The former Avery plant in Elizabeth, in Adelaide’s northern suburbs, is now concentrating on hot melt rubber adhesive based products and the former Jac plant at Tottenham in Melbourne’s western suburbs concentrates on acrylic emulsion substrates.
“By volume, production was about 55 per cent hot melt and 45 per cent acrylic emulsion.
The rationalisation of the product line from 1200 down to 200 appeared more radical than it really was.
“Where we found ourselves with two directly competing products, we eliminated the one which was less successful, thus allowing the market to decide which one we kept.
The company had also eliminated hundreds of niche products, in order to concentrate on the 200 core substrates and offer a better service on those products.
“In effect, however, the other 800 products are still available through our mix-and-match service where we will provide any combination of face stock, adhesive and liner that a label printer requires.
“So in effect, not only can those other 800-odd products still be produced to order, a much larger number of products can be made in theory, if there is a demand for them,” Crawford said.

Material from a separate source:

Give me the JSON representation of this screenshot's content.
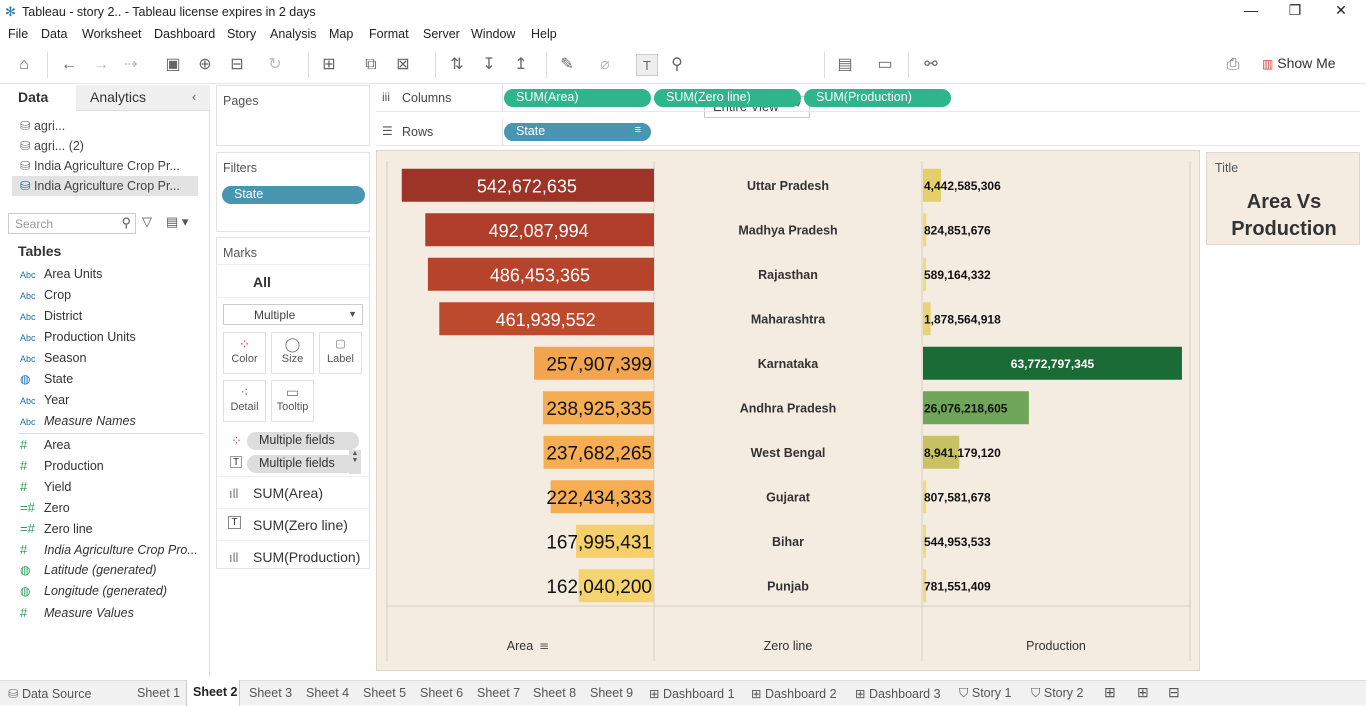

The company had made several million dollars worth of investment in its plants in the past two years, the single biggest item being a new coating head at the Melbourne plant.
Crawford said another innovation had been the introduction of its Exact system which allowed customers order the exact width they required to within 1mm and elimiate on wastage.